U.S. military officials said this week that they do not expect any shortages of critical missiles and bombs as they prepare to conduct possibly several more weeks of a costly and extensive air war over Iraq.
While the Pentagon will not release figures on how many missiles and bombs remain available, interviews with experts and published records tend to support the claim that enough weaponry has been stockpiled to provide for an extended air war.
For example, although U.S. forces have launched close to half the approximate 500 Tomahawk cruise missiles sent to the Persian Gulf before the war began last week, a Navy official said use of the missile would likely decrease as the number of Iraqi targets decreases.
Asked yesterday at a Pentagon news briefing whether indications that the missile is already being used less reflects a shortage of the weapon, Marine Maj. Gen. Martin Brandtner said: "It does not reflect a shortage of missiles. Absolutely not."
Regarding the acclaimed Patriot system, used to shoot down Iraqi Scud missiles fired toward Saudi Arabia and Israel, the Army had about 3,250 missiles before the war, according to military data submitted to Congress.
No more than several dozen reportedly have been used.
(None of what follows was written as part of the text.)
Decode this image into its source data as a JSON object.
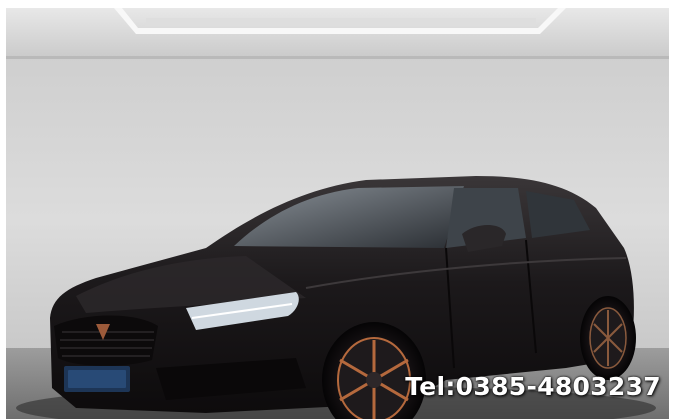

Said one Army spokesman, "We are not going to run out of the Patriot."
There are also sufficient stocks of laser-guided precision bombs for pinpoint aerial bombing raids, officials said.
The continued air war and the infusion of tens of thousands of additional troops will, however, strain the already extended logistical supply lines, and government officials are trying to cope.
The Commerce Department, for example, has issued 40 to 50 orders to defense contractors to put supplies for Operation Desert Storm ahead of other commercial business, officials said. Twenty such orders were issued in the past three weeks alone.
The U.S. Central Command has asked for voluntary restrictions on people sending packages to soldiers to ease deployment and save space on transport planes.
Military authorities also continue to search for additional suppliers of chemical protective suits. Although 1.34 million have been procured, 3.5 million are needed, according to the Defense Logistics Agency.
Once unpacked, the suits are good for only 22 days before their effectiveness is degraded by fumes and other contaminants. After exposure to chemical warfare, each suit must be replaced within 24 hours.
Logistics, though not as glamorous as precision bombing runs, has never been far from the minds of Desert Storm commanders. Last November, for example, Gen. Alfred M. Gray Jr., the Marine commandant, sharply criticized the logistics system in the gulf after returning from an inspection trip to Saudi Arabia. A second Marine official questioned the adequacy of supply of Class 5 ammunition, which includes precision bombs. And Army Chief of Staff Gen. Carl E. Vuono is known to have echoed similar concerns.
Since then, with a constant flow of materiel by air and sea, the situation "has improved markedly," said Lt. Col. Fred Peck, a Marine Corps spokesman. "We're in good shape across the board . . . and have a good backlog . . . in all the categories."
"Obviously, since we initiated this, we are prepared for it," said Russell Murray, an assistant secretary of defense in the Carter administration and a former special counselor to the House Armed Services Committee. "It would be very surprising if there is a logistical problem now."
The supply situation has been aided by the high defense inventories. For example, since 1980 the Army has procured about 6,450 Patriot missiles and some 100 launchers, records show. Some 2,000 missiles have been expended in training and testing over the years, but a sizable quantity remains. Moreover, the missile's manufacturer, Raytheon Co., has accelerated production since August.
A Navy official said there are an additional 600 non-nuclear Tomahawk missiles in U.S. stocks that could be readily deployed to the gulf.
Experts said it is more difficult to gauge the situation for precision bombs, but doubted that troublesome shortages would arise. "You're not dealing with anything that's a war-stopper," said Eliot A. Cohen, professor of strategic studies at Johns Hopkins School of Advanced International Studies.
While military officials have emphasized the success so far of the precision bombing attacks against Iraqi targets, there are also vast quantities available of the so-called "dumb bombs", which can be highly effective. "If you've got a very smart plane delivering a dumb bomb, it's very accurate," Cohen said.
Some of such munitions, one Pentagon official said, are 2,000-pound bombs dropped from 20,000 feet. "Costs less than $1 a pound -- it's cheaper than hamburger," the official said.
Fuel is a concern, particularly if gas-guzzling U.S. tanks must travel great distances through the desert in a potential ground war. Military expert David Isby, who has studied the question, estimates that one U.S. armored division would require 600,000 gallons of fuel a day advancing on Basra, Iraq, twice the consumption rate of Gen. George S. Patton's Third Army as it dashed across France in 1944.
Staff researcher Lucy Shackelford contributed to this report.